President Obama was considering whether to visit Ferguson, Missouri, today while he's in Chicago to promote his executive order on immigration.
"We are a nation built on the rule of law, so we need to accept that this decision was the grand jury's to make," the president said after the grand jury decided not to indict a white police officer who shot and killed a black teenager last summer.
Critics will see irony in Obama's reference to the "rule of law" after he used executive orders rather than the legislative process to deal with immigration.
He echoed the dead man's family in calling for peaceful protests, while asking law enforcement officials to "show care and restraint."
For their part, law enforcement officers fulfilled that request, limiting their response to using tear gas and pepper spray while mobs burned dozens of stores, torched police cars and shot at firefighters responding to the arson fires.
Riots were a foregone conclusion if the grand jury came back with anything but an indictment of Officer Darren Wilson for killing 18-year-old Michael Brown.
But members of the grand jury, nine whites and three blacks, meeting since Aug. 20, decided they could not do so.
According to video and eyewitness testimony, Brown had just committed a strong-arm robbery, stealing some Swisher Sweets cigars from the Ferguson Market -- ransacked in Monday night's riots -- when he and a companion were first told by Wilson to walk on the sidewalk instead of the street, then stopped and confronted by Wilson after the officer noticed the handful of cigars.
According to an Associated Press account of testimony released by the prosecutor's office, "Wilson said he asked a dispatcher to send additional officers, then backed his vehicle in front of Brown and his friend.

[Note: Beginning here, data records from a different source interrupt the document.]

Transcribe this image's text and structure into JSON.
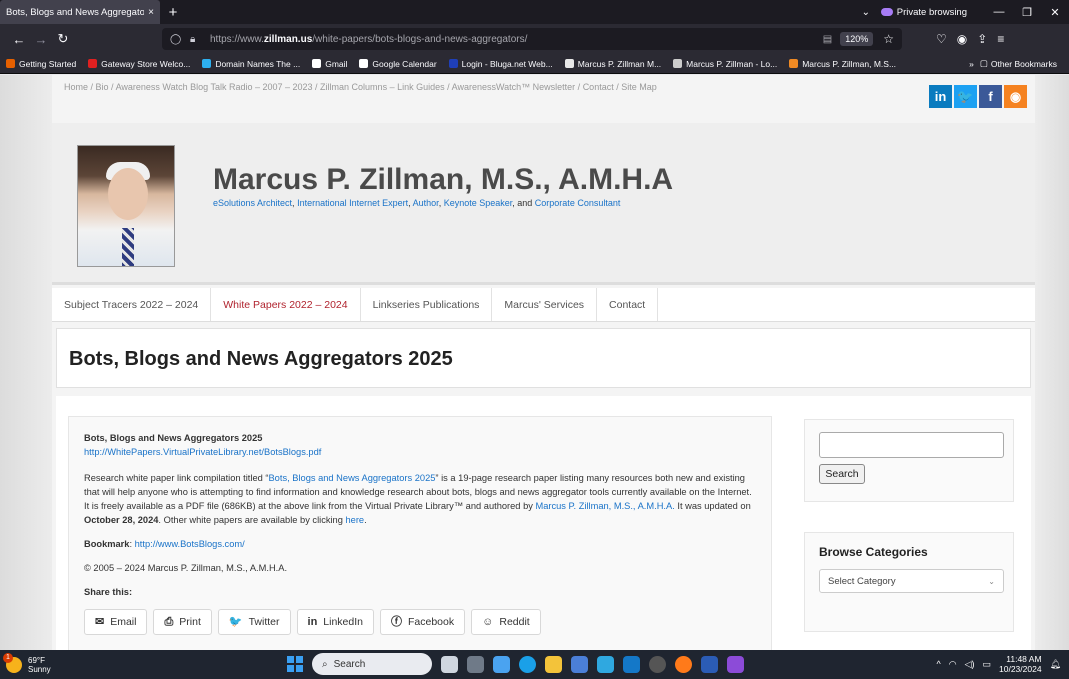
{
  "browser": {
    "tab_title": "Bots, Blogs and News Aggregators",
    "tab_close": "×",
    "new_tab": "+",
    "private_label": "Private browsing",
    "url_prefix": "https://www.",
    "url_domain": "zillman.us",
    "url_path": "/white-papers/bots-blogs-and-news-aggregators/",
    "zoom": "120%",
    "bookmarks": [
      {
        "label": "Getting Started",
        "color": "#e66000"
      },
      {
        "label": "Gateway Store Welco...",
        "color": "#e02020"
      },
      {
        "label": "Domain Names The ...",
        "color": "#2db0f0"
      },
      {
        "label": "Gmail",
        "color": "#ffffff"
      },
      {
        "label": "Google Calendar",
        "color": "#ffffff"
      },
      {
        "label": "Login - Bluga.net Web...",
        "color": "#1f3fb8"
      },
      {
        "label": "Marcus P. Zillman M...",
        "color": "#e8e8e8"
      },
      {
        "label": "Marcus P. Zillman - Lo...",
        "color": "#cccccc"
      },
      {
        "label": "Marcus P. Zillman, M.S...",
        "color": "#f08a24"
      }
    ],
    "other_bookmarks": "Other Bookmarks"
  },
  "site": {
    "topnav": [
      "Home",
      "Bio",
      "Awareness Watch Blog Talk Radio – 2007 – 2023",
      "Zillman Columns – Link Guides",
      "AwarenessWatch™ Newsletter",
      "Contact",
      "Site Map"
    ],
    "social": [
      {
        "name": "linkedin-icon",
        "glyph": "in",
        "color": "#0a7bbf"
      },
      {
        "name": "twitter-icon",
        "glyph": "🐦",
        "color": "#1da1f2"
      },
      {
        "name": "facebook-icon",
        "glyph": "f",
        "color": "#3b5998"
      },
      {
        "name": "rss-icon",
        "glyph": "◉",
        "color": "#f58220"
      }
    ],
    "title": "Marcus P. Zillman, M.S., A.M.H.A",
    "tagline": {
      "t1": "eSolutions Architect",
      "sep1": ", ",
      "t2": "International Internet Expert",
      "sep2": ", ",
      "t3": "Author",
      "sep3": ", ",
      "t4": "Keynote Speaker",
      "sep4": ", and ",
      "t5": "Corporate Consultant"
    },
    "menu": [
      {
        "label": "Subject Tracers 2022 – 2024",
        "active": false
      },
      {
        "label": "White Papers 2022 – 2024",
        "active": true
      },
      {
        "label": "Linkseries Publications",
        "active": false
      },
      {
        "label": "Marcus' Services",
        "active": false
      },
      {
        "label": "Contact",
        "active": false
      }
    ]
  },
  "page": {
    "heading": "Bots, Blogs and News Aggregators 2025",
    "post_title": "Bots, Blogs and News Aggregators 2025",
    "post_link": "http://WhitePapers.VirtualPrivateLibrary.net/BotsBlogs.pdf",
    "para": {
      "a": "Research white paper link compilation titled “",
      "link1": "Bots, Blogs and News Aggregators 2025",
      "b": "” is a 19-page research paper listing many resources both new and existing that will help anyone who is attempting to find information and knowledge research about bots, blogs and news aggregator tools currently available on the Internet. It is  freely available as a PDF file (686KB) at the above link from the Virtual  Private Library™ and authored by ",
      "link2": "Marcus P. Zillman, M.S., A.M.H.A.",
      "c": " It was updated on ",
      "date": "October 28, 2024",
      "d": ". Other  white papers are available by clicking ",
      "link3": "here",
      "e": "."
    },
    "bookmark_label": "Bookmark",
    "bookmark_sep": ": ",
    "bookmark_url": "http://www.BotsBlogs.com/",
    "copyright": "© 2005 –  2024 Marcus P. Zillman, M.S., A.M.H.A.",
    "share_heading": "Share this:",
    "share_buttons": [
      {
        "name": "share-email-button",
        "icon_name": "email-icon",
        "glyph": "✉",
        "label": "Email"
      },
      {
        "name": "share-print-button",
        "icon_name": "print-icon",
        "glyph": "⎙",
        "label": "Print"
      },
      {
        "name": "share-twitter-button",
        "icon_name": "twitter-icon",
        "glyph": "🐦",
        "label": "Twitter"
      },
      {
        "name": "share-linkedin-button",
        "icon_name": "linkedin-icon",
        "glyph": "in",
        "label": "LinkedIn"
      },
      {
        "name": "share-facebook-button",
        "icon_name": "facebook-icon",
        "glyph": "ⓕ",
        "label": "Facebook"
      },
      {
        "name": "share-reddit-button",
        "icon_name": "reddit-icon",
        "glyph": "☺",
        "label": "Reddit"
      }
    ]
  },
  "sidebar": {
    "search_value": "",
    "search_button": "Search",
    "categories_title": "Browse Categories",
    "categories_selected": "Select Category"
  },
  "taskbar": {
    "temp": "69°F",
    "condition": "Sunny",
    "weather_badge": "1",
    "search_placeholder": "Search",
    "time": "11:48 AM",
    "date": "10/23/2024"
  }
}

As he tried to open the door, Wilson said, Brown slammed it back shut. Wilson said he pushed Brown with the door and Brown hit him in the face. Wilson told grand jurors he was thinking: 'What do I do not to get beaten inside my car?'"
He said Brown grabbed at his gun, it failed to fire the first two times Wilson pulled the trigger and then fired through the window of the patrol car.
More shots, Brown took off, then turned to come back, ignoring Wilson's orders to get on the ground before he was finally shot from short range.
Brown's companion, Dorian Johnson, said he was afraid they would be arrested after stealing the cigars, and while he told a slightly different story, did confirm that the two struggled before the fatal shots were fired.
The death of any young man is a tragedy, and no one deserves to die over petty theft.
But any officer who is involved in a fight over control of a weapon is involved in a life-or-death struggle and may have no choice but to shoot.
Riots and destruction can only exacerbate racial tensions that have been simmering since last summer's tragic death.
It will take cool heads, effective leadership and a real effort at reconciliation by both sides of the issue to avoid bloodshed and destruction in the future.